“Budgets are about priorities,” Sen. Jeff Stone, R, Palm Springs, said. “I agree with the belief that we should be philanthropic to the working families who struggle to make ends meet. I agree that we should care about working poor who can’t afford healthcare. That’s why I find it morally wrong to raise taxes on working men and women in order to give free healthcare to individuals between the ages of 18 and 25 who are in this country illegally.”

Melendez said that she believes Legislative democrats are more than willing to continue spending other people’s money while having little to no success to point to.

“Los Angeles spent over half a billion dollars last year to ‘fight’ homelessness. The result was an embarrassing 12% increase in homelessness,” she said. “This year’s budget proposes spending $650 million on ‘fighting’ homelessness for the entire state, the bulk of that money likely destined for cities like Los Angeles, which failed miserably at its last attempt. No Californian should expect that the state will do a better job, because the Democrat majority party has shown they’re incompetent at problemsolving.”

Sen. Mike Morrell, R-Rancho Cucamonga, said that over the next two years businesses will pay $3 billion in new taxes while consumers will be charged $1 billion over the next three years in health penalty taxes, all on top of the six-cents per gallon gas increase set to begin July 1.

“Have you had enough,” he asked. “Despite a record-setting $215-billion budget, including a $22-billion surplus, the governor and legislative Democrats still want more of our money.”

Stone was quick to point out that the state has a litany of serious problems that need to be addressed.

“Even though we are the fifth largest economy in the world, there are still over 130,000 people who go to sleep every night in their cars, on our streets or in our limited homeless shelters,” Stone said. “The fact that nearly 11,000 of these people are veterans is unforgivable – especially when the Legislature appears ready to give nearly $100 million to free healthcare for those in the country illegally.”

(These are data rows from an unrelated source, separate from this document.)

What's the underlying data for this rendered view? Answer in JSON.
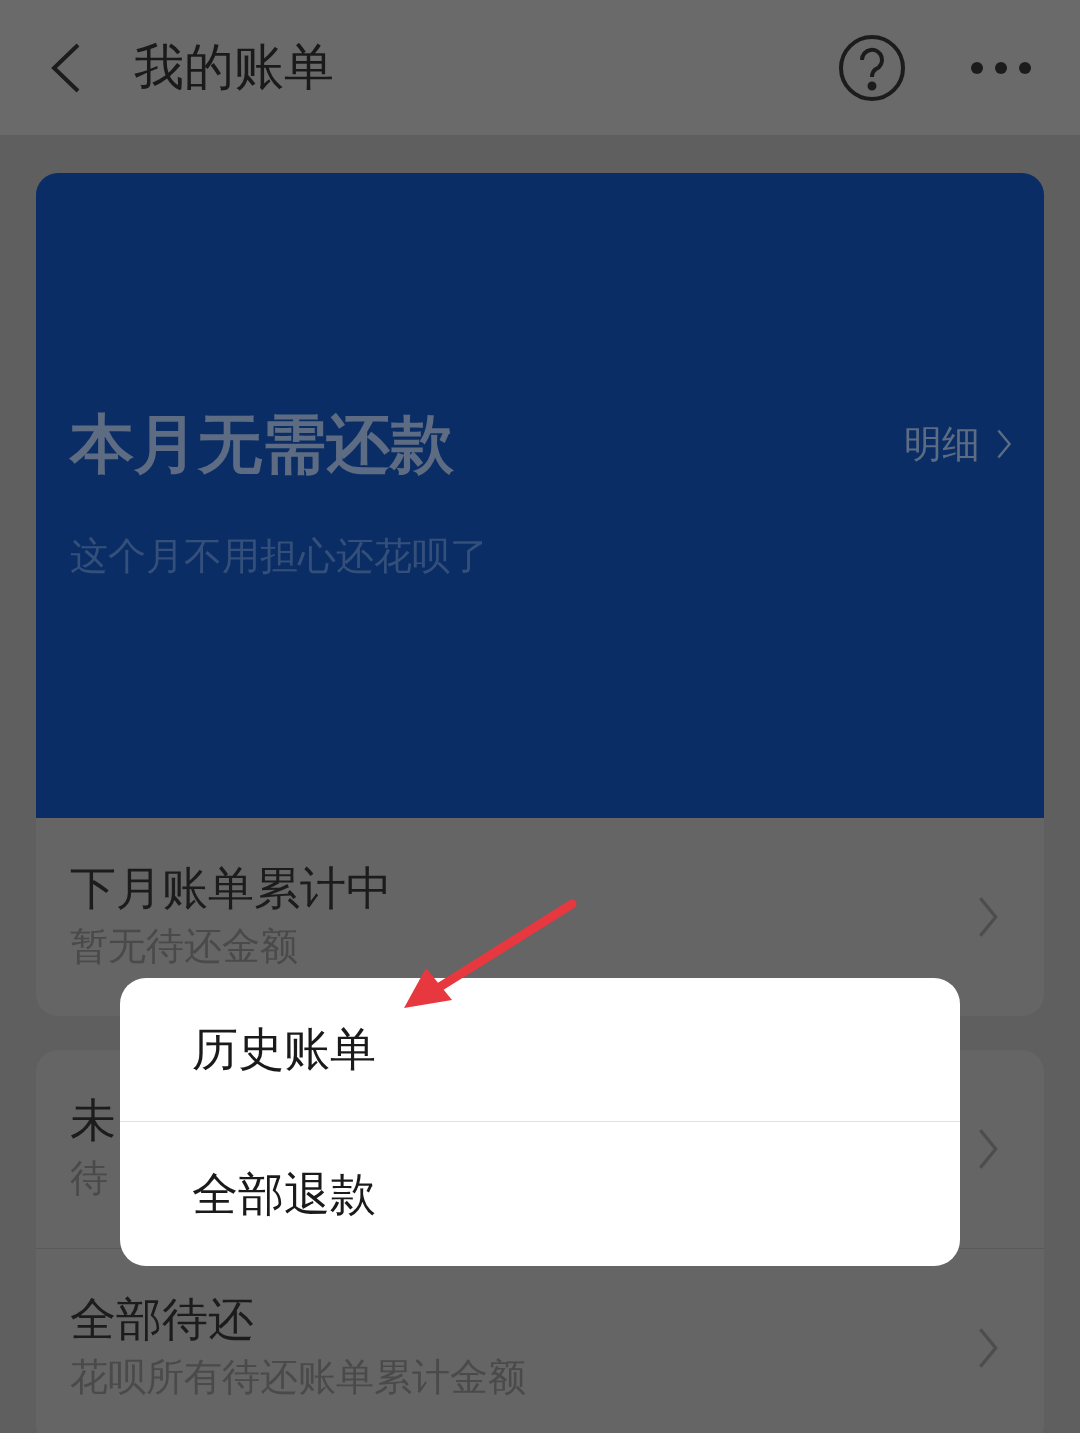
{
  "header": {
    "title": "我的账单"
  },
  "banner": {
    "title": "本月无需还款",
    "subtitle": "这个月不用担心还花呗了",
    "link": "明细"
  },
  "cards": [
    {
      "rows": [
        {
          "title": "下月账单累计中",
          "subtitle": "暂无待还金额"
        }
      ]
    },
    {
      "rows": [
        {
          "title": "未",
          "subtitle": "待"
        },
        {
          "title": "全部待还",
          "subtitle": "花呗所有待还账单累计金额"
        }
      ]
    }
  ],
  "menu": {
    "items": [
      {
        "label": "历史账单"
      },
      {
        "label": "全部退款"
      }
    ]
  }
}
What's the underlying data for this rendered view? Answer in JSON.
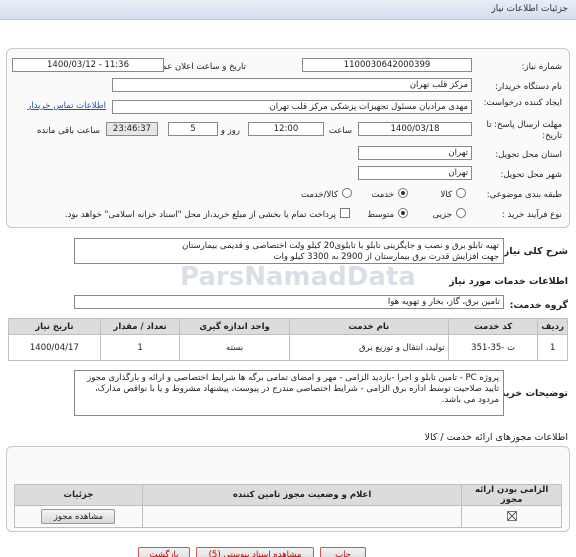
{
  "header": {
    "title": "جزئیات اطلاعات نیاز"
  },
  "form": {
    "need_number_label": "شماره نیاز:",
    "need_number": "1100030642000399",
    "announce_label": "تاریخ و ساعت اعلان عمومی:",
    "announce_value": "1400/03/12 - 11:36",
    "buyer_label": "نام دستگاه خریدار:",
    "buyer_value": "مرکز قلب تهران",
    "creator_label": "ایجاد کننده درخواست:",
    "creator_value": "مهدی مرادیان مسئول تجهیزات پزشکی مرکز قلب تهران",
    "contact_link": "اطلاعات تماس خریدار",
    "deadline_label": "مهلت ارسال پاسخ: تا تاریخ:",
    "deadline_date": "1400/03/18",
    "time_label": "ساعت",
    "deadline_time": "12:00",
    "days_value": "5",
    "days_label": "روز و",
    "remaining_time": "23:46:37",
    "remaining_label": "ساعت باقی مانده",
    "province_label": "استان محل تحویل:",
    "province_value": "تهران",
    "city_label": "شهر محل تحویل:",
    "city_value": "تهران",
    "category_label": "طبقه بندی موضوعی:",
    "category_options": [
      "کالا",
      "خدمت",
      "کالا/خدمت"
    ],
    "category_selected": "خدمت",
    "process_label": "نوع فرآیند خرید :",
    "process_options": [
      "جزیی",
      "متوسط"
    ],
    "process_selected": "متوسط",
    "payment_note": "پرداخت تمام یا بخشی از مبلغ خرید،از محل \"اسناد خزانه اسلامی\" خواهد بود."
  },
  "description": {
    "label": "شرح کلی نیاز:",
    "line1": "تهیه تابلو برق و نصب و جایگزینی تابلو با تابلوی20 کیلو ولت اختصاصی و  قدیمی بیمارستان",
    "line2": "جهت افزایش قدرت برق بیمارستان از 2900 به 3300 کیلو وات"
  },
  "services": {
    "section_title": "اطلاعات خدمات مورد نیاز",
    "group_label": "گروه خدمت:",
    "group_value": "تامین برق، گاز، بخار و تهویه هوا",
    "columns": [
      "ردیف",
      "کد خدمت",
      "نام خدمت",
      "واحد اندازه گیری",
      "تعداد / مقدار",
      "تاریخ نیاز"
    ],
    "rows": [
      [
        "1",
        "ت -35-351",
        "تولید، انتقال و توزیع برق",
        "بسته",
        "1",
        "1400/04/17"
      ]
    ]
  },
  "buyer_notes": {
    "label": "توضیحات خریدار:",
    "text": "پروژه  PC  - تامین تابلو  و اجرا -بازدید الزامی - مهر و امضای تمامی برگه ها شرایط اختصاصی و ارائه و بارگذاری مجوز تایید صلاحیت توسط اداره برق الزامی - شرایط اختصاصی مندرج در پیوست، پیشنهاد مشروط و یا با نواقص مدارک، مردود می باشد."
  },
  "permits": {
    "section_title": "اطلاعات مجوزهای ارائه خدمت / کالا",
    "columns": [
      "الزامی بودن ارائه مجوز",
      "اعلام و وضعیت مجوز تامین کننده",
      "جزئیات"
    ],
    "rows": [
      {
        "required": "",
        "status": "",
        "details_button": "مشاهده مجوز"
      }
    ]
  },
  "footer": {
    "buttons": [
      "بازگشت",
      "مشاهده اسناد پیوستی (5)",
      "چاپ"
    ]
  },
  "watermark": "ParsNamadData"
}
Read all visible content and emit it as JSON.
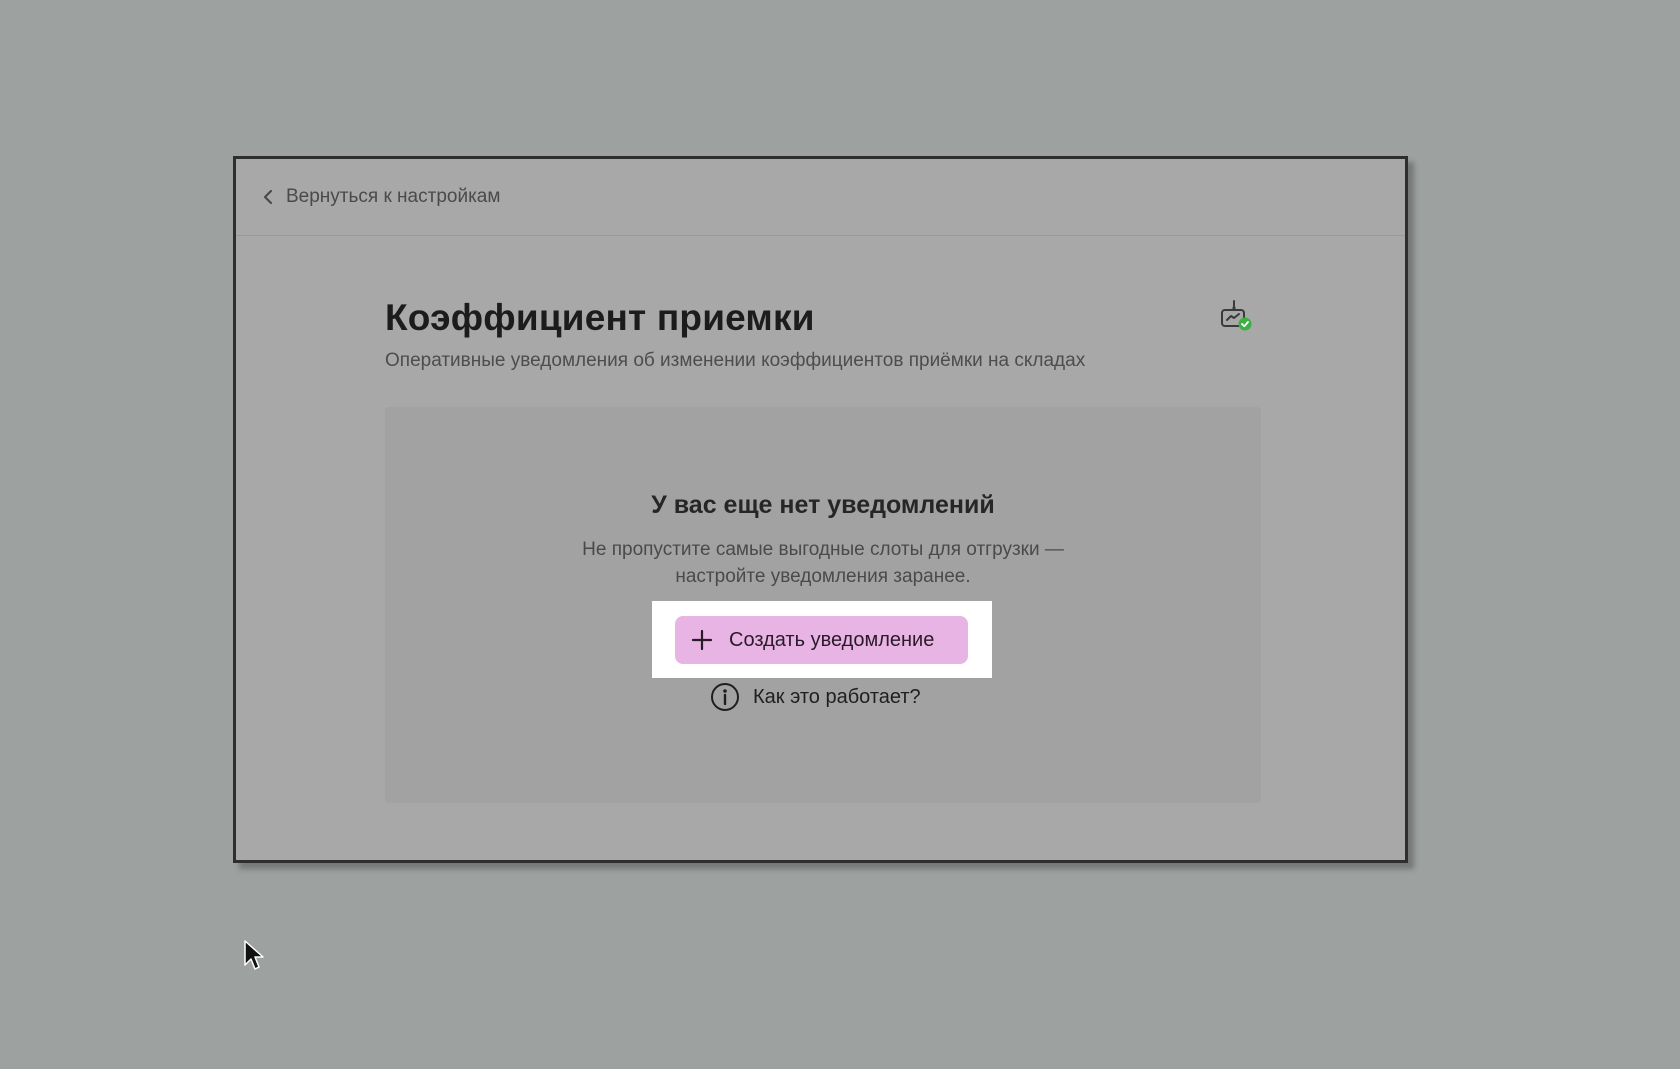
{
  "colors": {
    "backdrop": "#9da19f",
    "window_bg": "#a8a8a8",
    "accent_button": "#e8b4e4",
    "status_ok": "#3cb043"
  },
  "header": {
    "back_label": "Вернуться к настройкам",
    "back_icon": "chevron-left-icon"
  },
  "page": {
    "title": "Коэффициент приемки",
    "subtitle": "Оперативные уведомления об изменении коэффициентов приёмки на складах",
    "status_icon": "notification-settings-check-icon"
  },
  "empty_state": {
    "title": "У вас еще нет уведомлений",
    "description_lines": [
      "Не пропустите самые выгодные слоты для отгрузки —",
      "настройте уведомления заранее."
    ],
    "create_button_label": "Создать уведомление",
    "create_button_icon": "plus-icon",
    "help_link_label": "Как это работает?",
    "help_icon": "info-icon"
  }
}
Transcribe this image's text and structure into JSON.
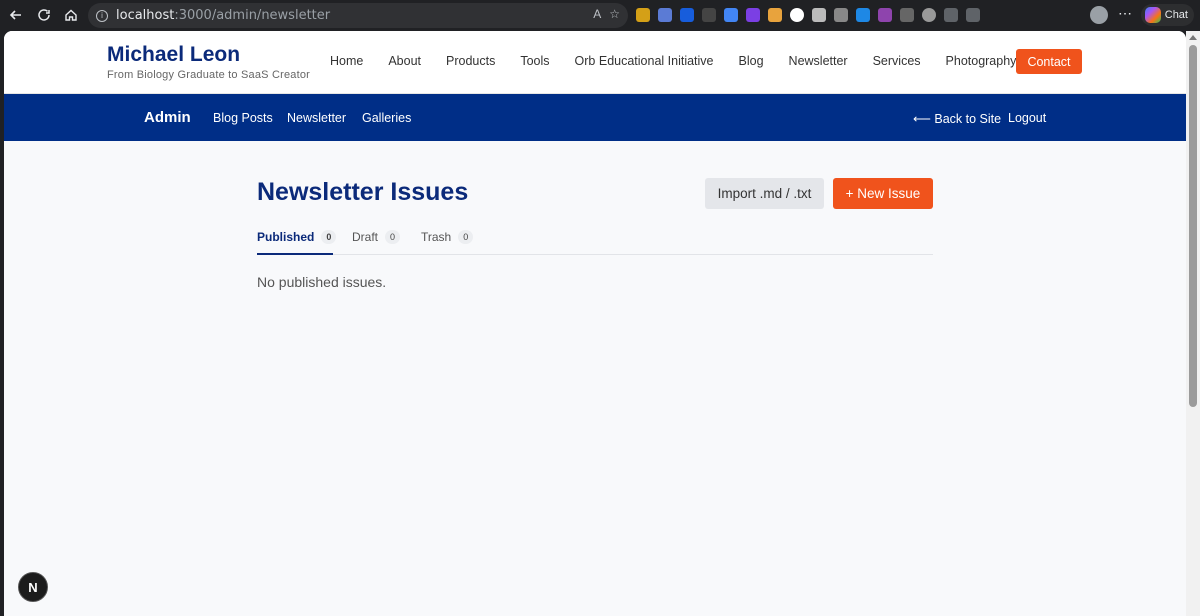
{
  "browser": {
    "url_host": "localhost",
    "url_path": ":3000/admin/newsletter",
    "chat_label": "Chat"
  },
  "site": {
    "brand_name": "Michael Leon",
    "brand_tagline": "From Biology Graduate to SaaS Creator",
    "nav": [
      "Home",
      "About",
      "Products",
      "Tools",
      "Orb Educational Initiative",
      "Blog",
      "Newsletter",
      "Services",
      "Photography"
    ],
    "contact_label": "Contact"
  },
  "admin": {
    "title": "Admin",
    "links": [
      "Blog Posts",
      "Newsletter",
      "Galleries"
    ],
    "back_label": "⟵ Back to Site",
    "logout_label": "Logout"
  },
  "main": {
    "title": "Newsletter Issues",
    "import_label": "Import .md / .txt",
    "new_label": "+ New Issue",
    "tabs": [
      {
        "label": "Published",
        "count": "0"
      },
      {
        "label": "Draft",
        "count": "0"
      },
      {
        "label": "Trash",
        "count": "0"
      }
    ],
    "empty_message": "No published issues."
  },
  "dev_badge": "N",
  "colors": {
    "brand_navy": "#0b2a7a",
    "admin_bar": "#002e87",
    "accent_orange": "#f0531c"
  }
}
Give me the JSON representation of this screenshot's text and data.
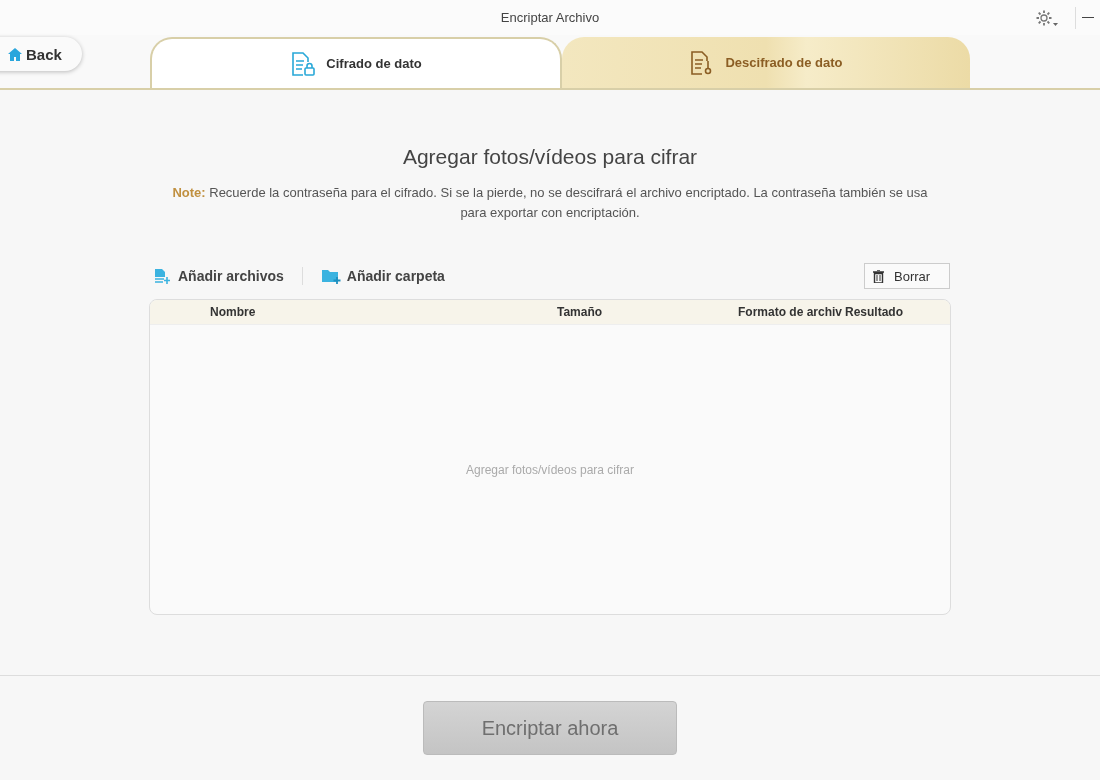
{
  "window": {
    "title": "Encriptar Archivo"
  },
  "back_button": {
    "label": "Back"
  },
  "tabs": [
    {
      "label": "Cifrado de dato",
      "selected": true,
      "kind": "lock"
    },
    {
      "label": "Descifrado de dato",
      "selected": false,
      "kind": "key"
    }
  ],
  "heading": "Agregar fotos/vídeos para cifrar",
  "note": "**Note:** Recuerde la contraseña para el cifrado. Si se la pierde, no se descifrará el archivo encriptado. La contraseña también se usa para exportar con encriptación.",
  "toolbar": {
    "add_files": "Añadir archivos",
    "add_folder": "Añadir carpeta",
    "delete": "Borrar"
  },
  "table": {
    "columns": [
      "Nombre",
      "Tamaño",
      "Formato de archiv",
      "Resultado"
    ],
    "empty_text": "Agregar fotos/vídeos para cifrar"
  },
  "encrypt_button": {
    "label": "Encriptar ahora",
    "disabled": true
  }
}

Stone said that he understands that “we all want people to be able to live the American dream.”

“Unfortunately, the Democrat majority seems to believe the dream is having taxpayers pay for free stuff for everyone instead of everyone becoming taxpayers,” he said.

Morrell said he believes that the increased financial burdens due to these increases will be nothing but problematic for those who call California home.

“The next generation cannot afford for the state to increase financial burdens on them, but that is what will happen as government continues to take our money, mismanage it and ask for more,” he said, adding that public safety is the government’s first priority. “Its next priority is to help those citizens who can’t help themselves.  My concern about this budget is that it rewards those who are here illegally and punishes those who have played by the rules and still can’t seem to get any relief from the Democrat majority.”

For Melendez, who called the state budget “a failure to solve real problems,” and pointed out that “California has the most homeless, the worst roads, despite the highest gas tax, a housing crisis and a great need to build water storage with none yet being built,” it all comes down to one thing, the people of California who deserve better.

“If a budget is a statement of values, then legislative Democrats are clearly stating what they value most is getting re-elected by stripping people of their personal dignity and keeping them dependent on government.”

Kim Harris can be reached by email at valleyeditor@reedermedia.com.